“[The election] is a done deal.”

Joy Langston

“It’s another historical election in Mexico, and they have all been historic since basically 1988 or 1994, because something new and different and interesting happens. They were always elections that were leading to more democracy rather than less democracy, more stability rather than less stability. And what I think is interesting in this 2018 election is that something is coming to an end, which is the Mexican party system… Something is coming and we don't know what it is and we don't know if it's going to be good for democracy and stability or if it would be bad for democracy and stability.”

“Let's talk about trends: basically, it's bad for all the parties except for Morena.”

“What is going to happen when you don't have a governor to help you? What does that mean in terms of winning future elections, both state- and federal-level? It means it would be much more difficult for you to do so as a politician from one of those old, traditional parties. So, this is why it's going to matter dramatically how the lower house and the senate comes out, no matter who wins the presidency. So, I'm making an even stronger argument for the importance of the legislative elections.”

Eric Magar

“Given that [Morena] is a new party, we could expect very large presidential coattails. If you look at the campaign signs, you typically see López Obrador and one of the lower ticket candidates across the country, so the coattails could be high.”

“Whether the PAN – which will presumably be the largest opposition party – actually manages to hold [Morena] accountable depends whether they, themselves, are not subject to internal warfare given their disastrous results. And so, this looks like a very different congress from what we’ve been seeing in the last decade-and-a-half or two decades.”

“This wouldn’t be the slight or incremental changes that we have been experiencing over the past three or four decades; this would actually amount to a discrete jump. We are probably going to experience a unified non-PRI government for the first time with a very split opposition, [and] a new party system is likely.”


Jorge Buendía
Director, Buendía & Laredo

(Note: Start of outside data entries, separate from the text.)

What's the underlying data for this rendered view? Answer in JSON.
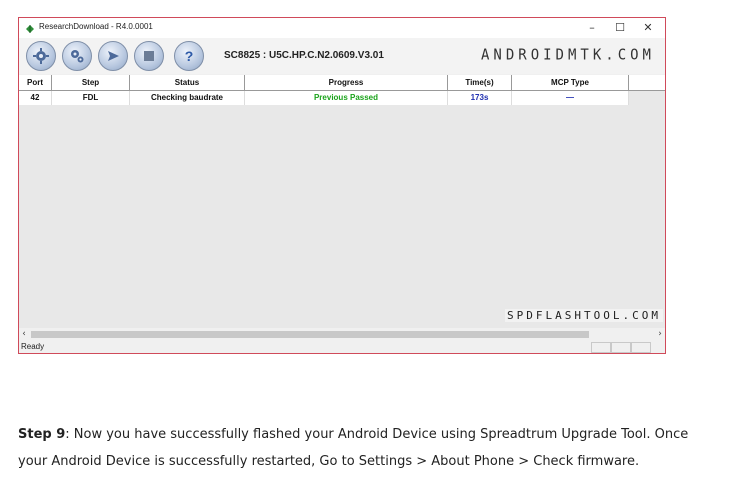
{
  "window": {
    "title": "ResearchDownload - R4.0.0001",
    "minimize_glyph": "–",
    "maximize_glyph": "☐",
    "close_glyph": "✕"
  },
  "toolbar": {
    "device_name": "SC8825 : U5C.HP.C.N2.0609.V3.01",
    "brand": "ANDROIDMTK.COM",
    "buttons": [
      "gear-icon",
      "gears-icon",
      "play-icon",
      "stop-icon",
      "help-icon"
    ]
  },
  "table": {
    "columns": [
      "Port",
      "Step",
      "Status",
      "Progress",
      "Time(s)",
      "MCP Type"
    ],
    "rows": [
      {
        "port": "42",
        "step": "FDL",
        "status": "Checking baudrate",
        "progress": "Previous Passed",
        "time": "173s",
        "mcp": "—"
      }
    ]
  },
  "watermark": "SPDFLASHTOOL.COM",
  "statusbar": {
    "text": "Ready"
  },
  "article": {
    "step_label": "Step 9",
    "text": ": Now you have successfully flashed your Android Device using Spreadtrum Upgrade Tool. Once your Android Device is successfully restarted, Go to Settings > About Phone > Check firmware."
  },
  "colors": {
    "progress_text": "#1aa31a",
    "time_text": "#1f2fb0",
    "window_border": "#d04a5a"
  }
}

Joy Langston
Professor of Political Science, CIDE

Eric Magar
Professor, Department of Political Science, ITAM

Duncan Wood

Director, Mexico Institute, Wilson Center